:: Work item ::
Restate the following data in its entirety, word for word and without images.

:: Dataset ::

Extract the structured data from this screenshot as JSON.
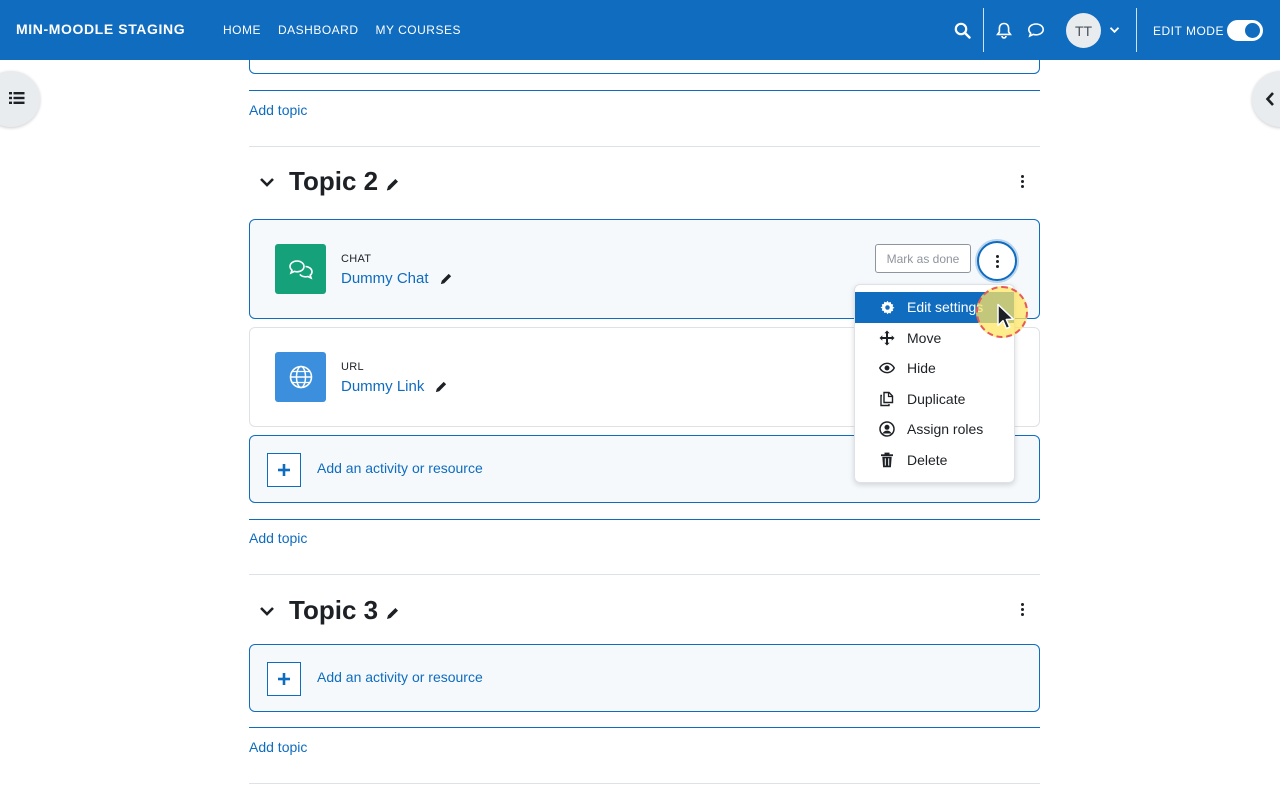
{
  "navbar": {
    "brand": "MIN-MOODLE STAGING",
    "links": [
      "HOME",
      "DASHBOARD",
      "MY COURSES"
    ],
    "avatar_initials": "TT",
    "edit_mode_label": "EDIT MODE",
    "edit_mode_on": true,
    "icons": [
      "search-icon",
      "bell-icon",
      "chat-bubble-icon",
      "chevron-down-icon"
    ]
  },
  "sections": {
    "add_topic_label": "Add topic",
    "topic2": {
      "title": "Topic 2",
      "activities": [
        {
          "type": "CHAT",
          "name": "Dummy Chat",
          "icon": "chat-icon",
          "color": "#15a17a",
          "completion_button": "Mark as done"
        },
        {
          "type": "URL",
          "name": "Dummy Link",
          "icon": "globe-icon",
          "color": "#3b8fdc"
        }
      ],
      "add_activity_label": "Add an activity or resource"
    },
    "topic3": {
      "title": "Topic 3",
      "add_activity_label": "Add an activity or resource"
    }
  },
  "activity_menu": {
    "items": [
      {
        "label": "Edit settings",
        "icon": "gear-icon",
        "active": true
      },
      {
        "label": "Move",
        "icon": "move-arrows-icon"
      },
      {
        "label": "Hide",
        "icon": "eye-icon"
      },
      {
        "label": "Duplicate",
        "icon": "copy-icon"
      },
      {
        "label": "Assign roles",
        "icon": "user-circle-icon"
      },
      {
        "label": "Delete",
        "icon": "trash-icon"
      }
    ]
  },
  "colors": {
    "primary": "#0f6cbf",
    "chat_icon_bg": "#15a17a",
    "url_icon_bg": "#3b8fdc"
  }
}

:: Answer ::
Extract the structured data from this screenshot as JSON.
{
  "navbar": {
    "brand": "MIN-MOODLE STAGING",
    "links": [
      "HOME",
      "DASHBOARD",
      "MY COURSES"
    ],
    "avatar_initials": "TT",
    "edit_mode_label": "EDIT MODE",
    "edit_mode_on": true,
    "icons": [
      "search-icon",
      "bell-icon",
      "chat-bubble-icon",
      "chevron-down-icon"
    ]
  },
  "sections": {
    "add_topic_label": "Add topic",
    "topic2": {
      "title": "Topic 2",
      "activities": [
        {
          "type": "CHAT",
          "name": "Dummy Chat",
          "icon": "chat-icon",
          "color": "#15a17a",
          "completion_button": "Mark as done"
        },
        {
          "type": "URL",
          "name": "Dummy Link",
          "icon": "globe-icon",
          "color": "#3b8fdc"
        }
      ],
      "add_activity_label": "Add an activity or resource"
    },
    "topic3": {
      "title": "Topic 3",
      "add_activity_label": "Add an activity or resource"
    }
  },
  "activity_menu": {
    "items": [
      {
        "label": "Edit settings",
        "icon": "gear-icon",
        "active": true
      },
      {
        "label": "Move",
        "icon": "move-arrows-icon"
      },
      {
        "label": "Hide",
        "icon": "eye-icon"
      },
      {
        "label": "Duplicate",
        "icon": "copy-icon"
      },
      {
        "label": "Assign roles",
        "icon": "user-circle-icon"
      },
      {
        "label": "Delete",
        "icon": "trash-icon"
      }
    ]
  },
  "colors": {
    "primary": "#0f6cbf",
    "chat_icon_bg": "#15a17a",
    "url_icon_bg": "#3b8fdc"
  }
}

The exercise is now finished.